Another argument is that the UK would be exempt from a series of EU directives on immigration and asylum. Here it’s important to note that the UK has no obligation to participate in any common measures on immigration and asylum: the Government has already negotiated a special deal whereby it can choose unilaterally whether to opt
in to legislation on a case-by-case basis. Indeed, pro-EU campaigners have suggested that the UK might lose its influence over other important aspects of European immigration policy.
The UK has voluntarily opted in to a number of instruments that are considered to be in the national interest, such as the Dublin Convention for determining which member state is responsible for assessing asylum applications, and the EURODAC database of asylum applicants. The Labour Government opted into EU directives on minimum standards for asylum procedures and reception of asylumseekers, as well as the definition of who qualifies for asylum. The UK has also actively participated in measures to combat irregular migration, including directives on carrier and employer sanctions, anti-trafficking measures, readmission agreements with non-EU countries, and it has participated in joint naval patrols in the Mediterranean. These forms of cooperation are seen as being in the national interest, and it is uncertain on what terms the UK might participate in such initiatives outside of the EU.
Furthermore, pro-remain proponents suggests that should the UK restrict EU immigration, UK nationals living in other EU countries might face retaliatory
measures. If the UK puts a quota on EU immigration to the UK, British pensioners retiring to Southern Spain, or UK engineers relocating to Germany, are likely to suffer similarly restrictive measures.
The claim that leaving the EU would allow the UK to enjoy greater sovereignty over immigration and border control deserves critical scrutiny. Indeed, the evidence suggests that a focus on EU membership as the key to resolving the immigration problems is misplaced, for several reasons.
• The UK is unlikely to secure a deal that combines full access to the common market with an exemption to rules on freemovement.
• Even if the UK could negotiate such a deal, the demand for foreign labour is likely to persist, placing pressure on any government to ensure an adequate inflow of labour immigration. The current Government’s difficulty in reducing even non-EU
immigration demonstrates how difficult it is for pro-business administrations to reduce
economically beneficial forms of immigration.
• The national living wage – and, importantly, its enforcement –may have a much more
significant impact on EU immigration than the proposed reduction in welfare payments,
or even than a putative withdrawal from EU mobility provisions.
What this implies is that the answer to current concerns about EU immigration is not to limit immigration, or to limit access to welfare benefits.

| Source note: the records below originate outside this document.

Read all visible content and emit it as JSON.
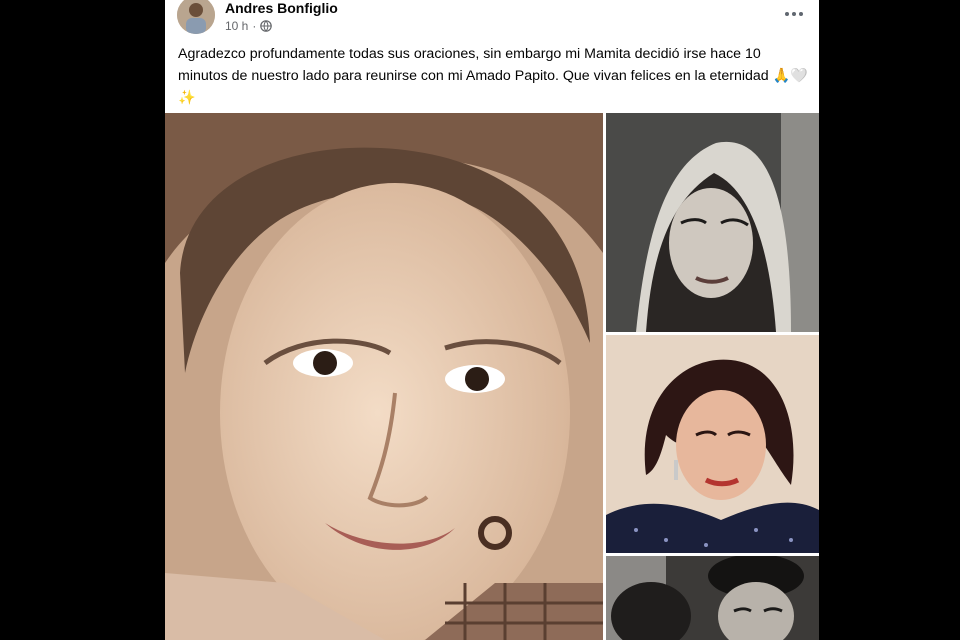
{
  "post": {
    "author": "Andres Bonfiglio",
    "time": "10 h",
    "separator": "·",
    "caption": "Agradezco profundamente todas sus oraciones, sin embargo mi Mamita decidió irse hace 10 minutos de nuestro lado para reunirse con mi Amado Papito. Que vivan felices en la eternidad 🙏🤍✨",
    "more_icon": "more-horizontal-icon",
    "audience_icon": "globe-icon"
  },
  "photos": [
    {
      "name": "photo-main",
      "tone": "sepia"
    },
    {
      "name": "photo-headscarf",
      "tone": "black-and-white"
    },
    {
      "name": "photo-portrait-color",
      "tone": "color"
    },
    {
      "name": "photo-couple",
      "tone": "black-and-white"
    }
  ],
  "colors": {
    "background": "#000000",
    "card": "#ffffff",
    "text_primary": "#050505",
    "text_secondary": "#65676b"
  }
}
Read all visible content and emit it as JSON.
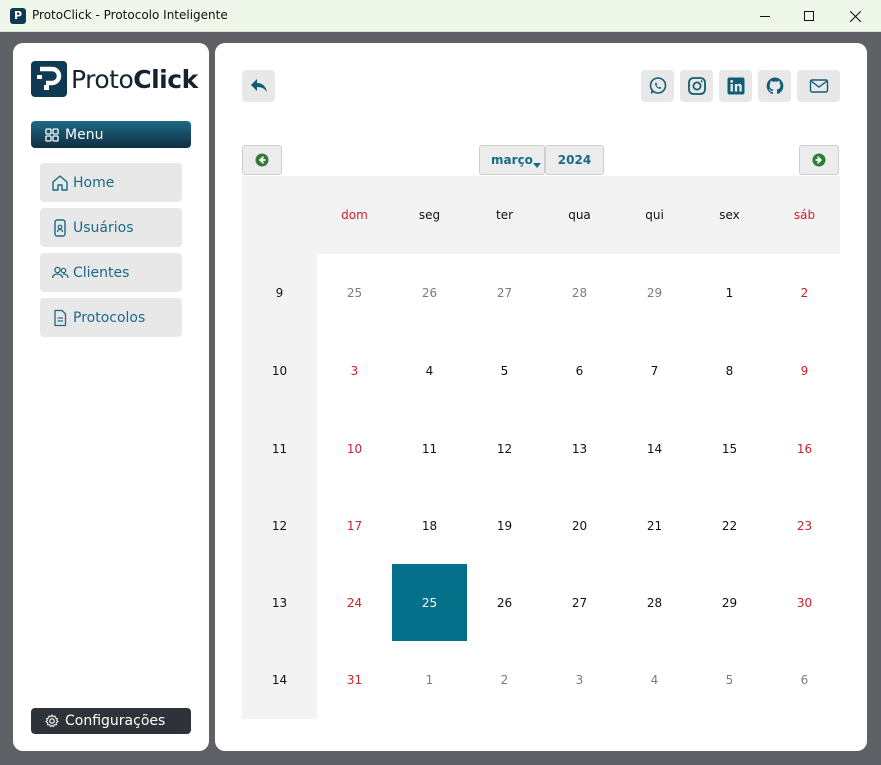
{
  "window": {
    "title": "ProtoClick - Protocolo Inteligente",
    "icon": "protoclick-app-icon",
    "controls": [
      "minimize",
      "maximize",
      "close"
    ]
  },
  "sidebar": {
    "logo_text_light": "Proto",
    "logo_text_bold": "Click",
    "menu_label": "Menu",
    "items": [
      {
        "label": "Home",
        "icon": "home-icon"
      },
      {
        "label": "Usuários",
        "icon": "phone-user-icon"
      },
      {
        "label": "Clientes",
        "icon": "users-icon"
      },
      {
        "label": "Protocolos",
        "icon": "document-icon"
      }
    ],
    "config_label": "Configurações"
  },
  "toolbar": {
    "back_icon": "reply-arrow-icon",
    "social": [
      "whatsapp-icon",
      "instagram-icon",
      "linkedin-icon",
      "github-icon",
      "mail-icon"
    ]
  },
  "calendar": {
    "month": "março",
    "year": "2024",
    "weekdays": [
      "dom",
      "seg",
      "ter",
      "qua",
      "qui",
      "sex",
      "sáb"
    ],
    "weeks": [
      {
        "num": "9",
        "days": [
          "25",
          "26",
          "27",
          "28",
          "29",
          "1",
          "2"
        ]
      },
      {
        "num": "10",
        "days": [
          "3",
          "4",
          "5",
          "6",
          "7",
          "8",
          "9"
        ]
      },
      {
        "num": "11",
        "days": [
          "10",
          "11",
          "12",
          "13",
          "14",
          "15",
          "16"
        ]
      },
      {
        "num": "12",
        "days": [
          "17",
          "18",
          "19",
          "20",
          "21",
          "22",
          "23"
        ]
      },
      {
        "num": "13",
        "days": [
          "24",
          "25",
          "26",
          "27",
          "28",
          "29",
          "30"
        ]
      },
      {
        "num": "14",
        "days": [
          "31",
          "1",
          "2",
          "3",
          "4",
          "5",
          "6"
        ]
      }
    ],
    "selected_day": "25",
    "colors": {
      "accent": "#047089",
      "weekend": "#cc1f2a",
      "other_month": "#7c7c7c"
    }
  }
}
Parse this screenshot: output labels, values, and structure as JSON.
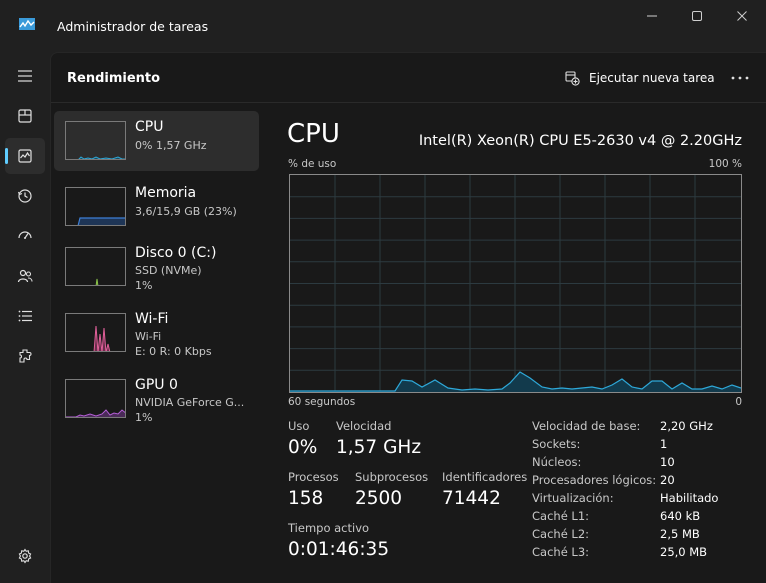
{
  "window": {
    "title": "Administrador de tareas"
  },
  "header": {
    "page_title": "Rendimiento",
    "run_task_label": "Ejecutar nueva tarea"
  },
  "nav": {
    "items": [
      {
        "icon": "hamburger-icon"
      },
      {
        "icon": "processes-icon"
      },
      {
        "icon": "performance-icon",
        "active": true
      },
      {
        "icon": "app-history-icon"
      },
      {
        "icon": "startup-icon"
      },
      {
        "icon": "users-icon"
      },
      {
        "icon": "details-icon"
      },
      {
        "icon": "services-icon"
      }
    ],
    "settings_icon": "gear-icon"
  },
  "devices": [
    {
      "name": "CPU",
      "sub1": "0%  1,57 GHz",
      "sub2": ""
    },
    {
      "name": "Memoria",
      "sub1": "3,6/15,9 GB (23%)",
      "sub2": ""
    },
    {
      "name": "Disco 0 (C:)",
      "sub1": "SSD (NVMe)",
      "sub2": "1%"
    },
    {
      "name": "Wi-Fi",
      "sub1": "Wi-Fi",
      "sub2": "E: 0 R: 0 Kbps"
    },
    {
      "name": "GPU 0",
      "sub1": "NVIDIA GeForce G...",
      "sub2": "1%"
    }
  ],
  "detail": {
    "title": "CPU",
    "model": "Intel(R) Xeon(R) CPU E5-2630 v4 @ 2.20GHz",
    "graph_top_left": "% de uso",
    "graph_top_right": "100 %",
    "graph_bottom_left": "60 segundos",
    "graph_bottom_right": "0",
    "stats": {
      "uso_label": "Uso",
      "uso_value": "0%",
      "velocidad_label": "Velocidad",
      "velocidad_value": "1,57 GHz",
      "procesos_label": "Procesos",
      "procesos_value": "158",
      "subprocesos_label": "Subprocesos",
      "subprocesos_value": "2500",
      "identificadores_label": "Identificadores",
      "identificadores_value": "71442",
      "tiempo_label": "Tiempo activo",
      "tiempo_value": "0:01:46:35"
    },
    "properties": [
      {
        "label": "Velocidad de base:",
        "value": "2,20 GHz"
      },
      {
        "label": "Sockets:",
        "value": "1"
      },
      {
        "label": "Núcleos:",
        "value": "10"
      },
      {
        "label": "Procesadores lógicos:",
        "value": "20"
      },
      {
        "label": "Virtualización:",
        "value": "Habilitado"
      },
      {
        "label": "Caché L1:",
        "value": "640 kB"
      },
      {
        "label": "Caché L2:",
        "value": "2,5 MB"
      },
      {
        "label": "Caché L3:",
        "value": "25,0 MB"
      }
    ]
  },
  "colors": {
    "cpu_line": "#2ea8d8",
    "memory_line": "#3d7fd6",
    "disk_line": "#8bc34a",
    "wifi_line": "#e0609a",
    "gpu_line": "#b45fd6",
    "accent": "#60cdff"
  }
}
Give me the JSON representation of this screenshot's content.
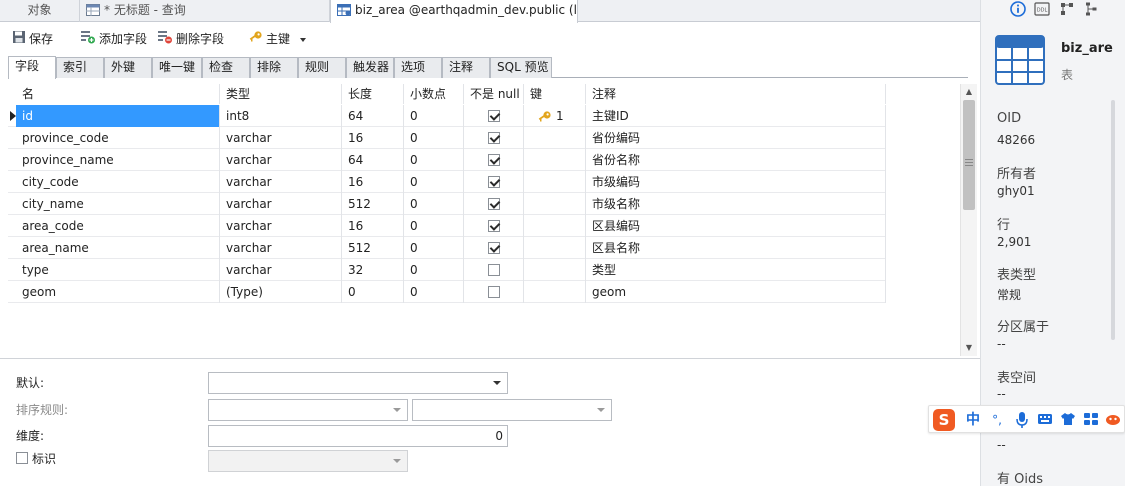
{
  "tabs": [
    {
      "label": "对象",
      "icon": "none"
    },
    {
      "label": "* 无标题 - 查询",
      "icon": "query-icon"
    },
    {
      "label": "biz_area @earthqadmin_dev.public (l...",
      "icon": "table-design-icon"
    }
  ],
  "toolbar": {
    "save": "保存",
    "add_field": "添加字段",
    "delete_field": "删除字段",
    "primary_key": "主键"
  },
  "subtabs": [
    "字段",
    "索引",
    "外键",
    "唯一键",
    "检查",
    "排除",
    "规则",
    "触发器",
    "选项",
    "注释",
    "SQL 预览"
  ],
  "grid": {
    "headers": [
      "名",
      "类型",
      "长度",
      "小数点",
      "不是 null",
      "键",
      "注释"
    ],
    "rows": [
      {
        "name": "id",
        "type": "int8",
        "length": "64",
        "decimals": "0",
        "not_null": true,
        "key": "1",
        "comment": "主键ID"
      },
      {
        "name": "province_code",
        "type": "varchar",
        "length": "16",
        "decimals": "0",
        "not_null": true,
        "key": "",
        "comment": "省份编码"
      },
      {
        "name": "province_name",
        "type": "varchar",
        "length": "64",
        "decimals": "0",
        "not_null": true,
        "key": "",
        "comment": "省份名称"
      },
      {
        "name": "city_code",
        "type": "varchar",
        "length": "16",
        "decimals": "0",
        "not_null": true,
        "key": "",
        "comment": "市级编码"
      },
      {
        "name": "city_name",
        "type": "varchar",
        "length": "512",
        "decimals": "0",
        "not_null": true,
        "key": "",
        "comment": "市级名称"
      },
      {
        "name": "area_code",
        "type": "varchar",
        "length": "16",
        "decimals": "0",
        "not_null": true,
        "key": "",
        "comment": "区县编码"
      },
      {
        "name": "area_name",
        "type": "varchar",
        "length": "512",
        "decimals": "0",
        "not_null": true,
        "key": "",
        "comment": "区县名称"
      },
      {
        "name": "type",
        "type": "varchar",
        "length": "32",
        "decimals": "0",
        "not_null": false,
        "key": "",
        "comment": "类型"
      },
      {
        "name": "geom",
        "type": "(Type)",
        "length": "0",
        "decimals": "0",
        "not_null": false,
        "key": "",
        "comment": "geom"
      }
    ]
  },
  "props": {
    "default_label": "默认:",
    "collation_label": "排序规则:",
    "dimension_label": "维度:",
    "dimension_value": "0",
    "identity_label": "标识"
  },
  "sidebar": {
    "object_name": "biz_are",
    "object_type": "表",
    "fields": [
      {
        "key": "OID",
        "value": "48266"
      },
      {
        "key": "所有者",
        "value": "ghy01"
      },
      {
        "key": "行",
        "value": "2,901"
      },
      {
        "key": "表类型",
        "value": "常规"
      },
      {
        "key": "分区属于",
        "value": "--"
      },
      {
        "key": "表空间",
        "value": "--"
      },
      {
        "key": "",
        "value": "--"
      },
      {
        "key": "有 Oids",
        "value": ""
      }
    ]
  },
  "ime": {
    "mode": "中",
    "punct": "°,"
  },
  "colors": {
    "selection": "#3399ff",
    "accent": "#1c6cd8",
    "ime_logo": "#f05a22"
  }
}
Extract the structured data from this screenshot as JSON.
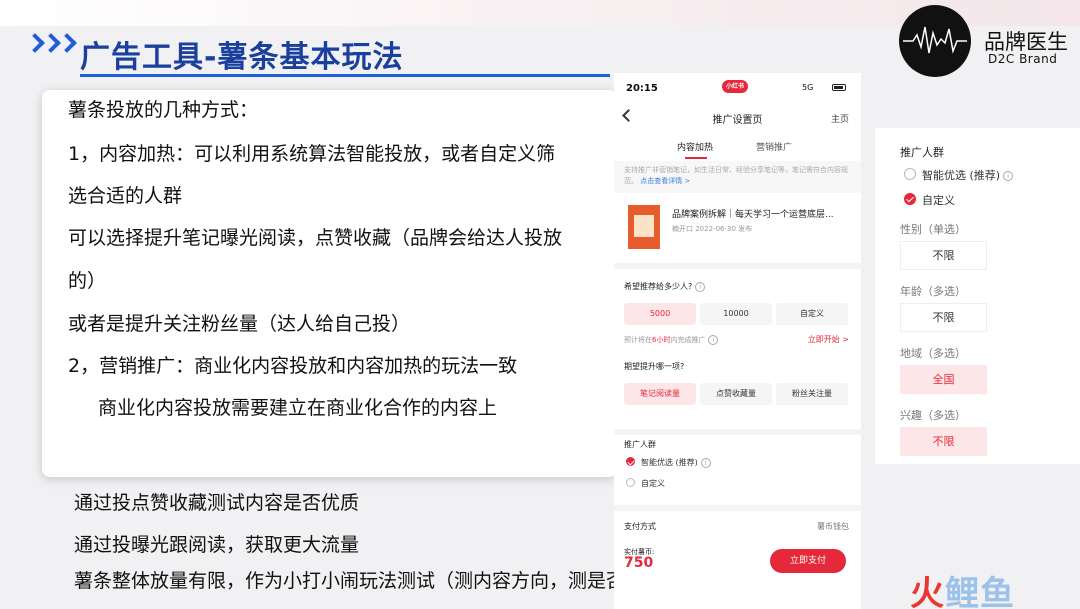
{
  "header": {
    "title": "广告工具-薯条基本玩法",
    "brand_name": "品牌医生",
    "brand_sub": "D2C Brand"
  },
  "card": {
    "lines": [
      "薯条投放的几种方式：",
      "1，内容加热：可以利用系统算法智能投放，或者自定义筛",
      "选合适的人群",
      "可以选择提升笔记曝光阅读，点赞收藏（品牌会给达人投放",
      "的）",
      "或者是提升关注粉丝量（达人给自己投）",
      "2，营销推广：商业化内容投放和内容加热的玩法一致",
      "商业化内容投放需要建立在商业化合作的内容上"
    ]
  },
  "bottom": {
    "lines": [
      "通过投点赞收藏测试内容是否优质",
      "通过投曝光跟阅读，获取更大流量",
      "薯条整体放量有限，作为小打小闹玩法测试（测内容方向，测是否限流）"
    ]
  },
  "phone": {
    "time": "20:15",
    "badge": "小红书",
    "signal": "5G",
    "nav_title": "推广设置页",
    "nav_home": "主页",
    "tabs": [
      "内容加热",
      "营销推广"
    ],
    "notice": "支持推广非营销笔记，如生活日常、经验分享笔记等，笔记需符合内容规范。",
    "notice_link": "点击查看详情 >",
    "note_title": "品牌案例拆解｜每天学习一个运营底层...",
    "note_meta": "楠开口    2022-06-30 发布",
    "q1": "希望推荐给多少人?",
    "q1_options": [
      "5000",
      "10000",
      "自定义"
    ],
    "est_prefix": "预计将在",
    "est_hours": "6小时",
    "est_suffix": "内完成推广",
    "start_now": "立即开始 >",
    "q2": "期望提升哪一项?",
    "q2_options": [
      "笔记阅读量",
      "点赞收藏量",
      "粉丝关注量"
    ],
    "audience_title": "推广人群",
    "audience_options": [
      "智能优选 (推荐)",
      "自定义"
    ],
    "pay_method": "支付方式",
    "wallet": "薯币钱包",
    "pay_coin_label": "实付薯币:",
    "pay_coin_value": "750",
    "pay_button": "立即支付"
  },
  "panel": {
    "title": "推广人群",
    "radio_options": [
      "智能优选 (推荐)",
      "自定义"
    ],
    "gender_label": "性别（单选）",
    "gender_value": "不限",
    "age_label": "年龄（多选）",
    "age_value": "不限",
    "region_label": "地域（多选）",
    "region_value": "全国",
    "interest_label": "兴趣（多选）",
    "interest_value": "不限"
  },
  "watermark": {
    "part1": "火",
    "part2": "鲤鱼"
  },
  "colors": {
    "title_blue": "#1b3f9c",
    "accent_red": "#e5283a"
  }
}
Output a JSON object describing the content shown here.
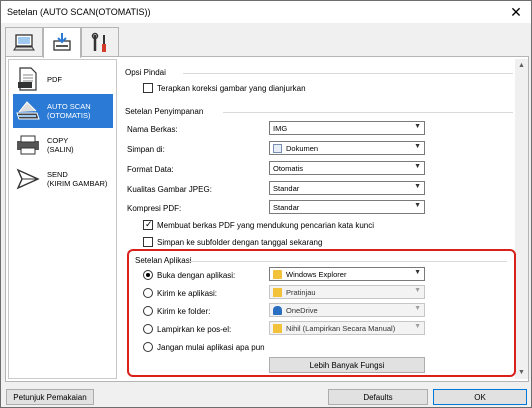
{
  "window": {
    "title": "Setelan (AUTO SCAN(OTOMATIS))",
    "close_glyph": "✕"
  },
  "tabs": [
    {
      "name": "computer-tab",
      "icon": "computer-icon"
    },
    {
      "name": "scan-to-pc-tab",
      "icon": "scan-to-pc-icon"
    },
    {
      "name": "general-settings-tab",
      "icon": "tools-icon"
    }
  ],
  "sidebar": {
    "items": [
      {
        "label": "PDF",
        "icon": "pdf-document-icon",
        "selected": false
      },
      {
        "label": "AUTO SCAN\n(OTOMATIS)",
        "icon": "auto-scan-icon",
        "selected": true
      },
      {
        "label": "COPY\n(SALIN)",
        "icon": "printer-icon",
        "selected": false
      },
      {
        "label": "SEND\n(KIRIM GAMBAR)",
        "icon": "send-arrow-icon",
        "selected": false
      }
    ]
  },
  "scan_options": {
    "title": "Opsi Pindai",
    "auto_correct_label": "Terapkan koreksi gambar yang dianjurkan"
  },
  "save_settings": {
    "title": "Setelan Penyimpanan",
    "file_name_label": "Nama Berkas:",
    "file_name_value": "IMG",
    "save_in_label": "Simpan di:",
    "save_in_value": "Dokumen",
    "data_format_label": "Format Data:",
    "data_format_value": "Otomatis",
    "jpeg_quality_label": "Kualitas Gambar JPEG:",
    "jpeg_quality_value": "Standar",
    "pdf_compression_label": "Kompresi PDF:",
    "pdf_compression_value": "Standar",
    "keyword_pdf_label": "Membuat berkas PDF yang mendukung pencarian kata kunci",
    "subfolder_label": "Simpan ke subfolder dengan tanggal sekarang"
  },
  "app_settings": {
    "title": "Setelan Aplikasi",
    "open_with_label": "Buka dengan aplikasi:",
    "open_with_value": "Windows Explorer",
    "send_to_app_label": "Kirim ke aplikasi:",
    "send_to_app_value": "Pratinjau",
    "send_to_folder_label": "Kirim ke folder:",
    "send_to_folder_value": "OneDrive",
    "attach_email_label": "Lampirkan ke pos-el:",
    "attach_email_value": "Nihil (Lampirkan Secara Manual)",
    "do_not_start_label": "Jangan mulai aplikasi apa pun",
    "more_functions_label": "Lebih Banyak Fungsi"
  },
  "footer": {
    "instructions_label": "Petunjuk Pemakaian",
    "defaults_label": "Defaults",
    "ok_label": "OK"
  },
  "colors": {
    "selection": "#2b7bd6",
    "highlight_box": "#d9201a",
    "folder": "#f2c33a"
  }
}
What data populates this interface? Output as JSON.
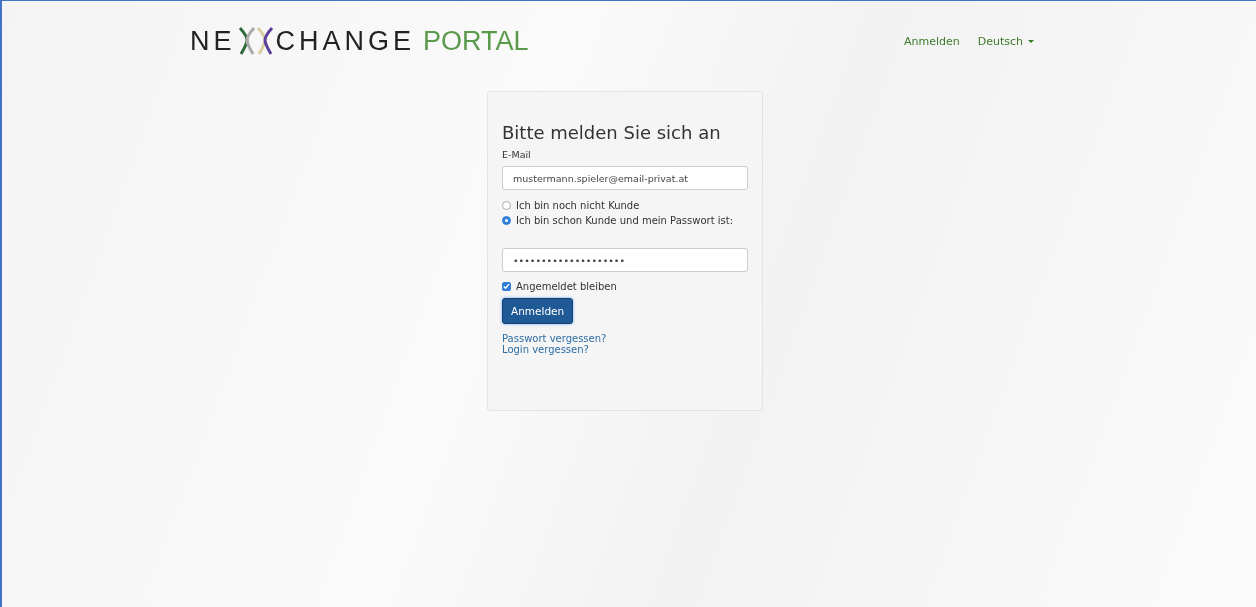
{
  "header": {
    "logo": {
      "left": "NE",
      "middle": "CHANGE",
      "right": "PORTAL"
    },
    "nav": [
      {
        "label": "Anmelden",
        "kind": "link"
      },
      {
        "label": "Deutsch",
        "kind": "dropdown"
      }
    ]
  },
  "login": {
    "title": "Bitte melden Sie sich an",
    "email_label": "E-Mail",
    "email": "mustermann.spieler@email-privat.at",
    "options": [
      {
        "label": "Ich bin noch nicht Kunde",
        "selected": false
      },
      {
        "label": "Ich bin schon Kunde und mein Passwort ist:",
        "selected": true
      }
    ],
    "password": "••••••••••••••••••••",
    "remember": {
      "label": "Angemeldet bleiben",
      "checked": true
    },
    "button": "Anmelden",
    "links": [
      "Passwort vergessen?",
      "Login vergessen?"
    ]
  }
}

We need to understand the reasons why the UK labour market acts as a draw to EU immigrants. And – if this is seen as a problem– it will be necessary to find ways to better match the supply of (resident
UK) labour, and labour market demand.
As a final thought, it is quite likely that levels of EU immigration will in any case decline over the coming decade. As we saw, the highest flows are from southern European countries affected by the financial crisis. These flows are likely to recede as their
economies pick up. Polish immigration is already on the decline, and Romanian and Bulgarian immigration remains relatively modest. This implies that the focus of the debate on immigration will in the coming years shift to the question of non-EU immigration. Demand for foreign labour is likely to remain high, but concerns about EU free movement provisions as a source of unwanted immigration are likely to recede.
This blog is an extract from my new briefing paper, published by the Royal Society of Edinburgh. For the full text, please see the RSE website.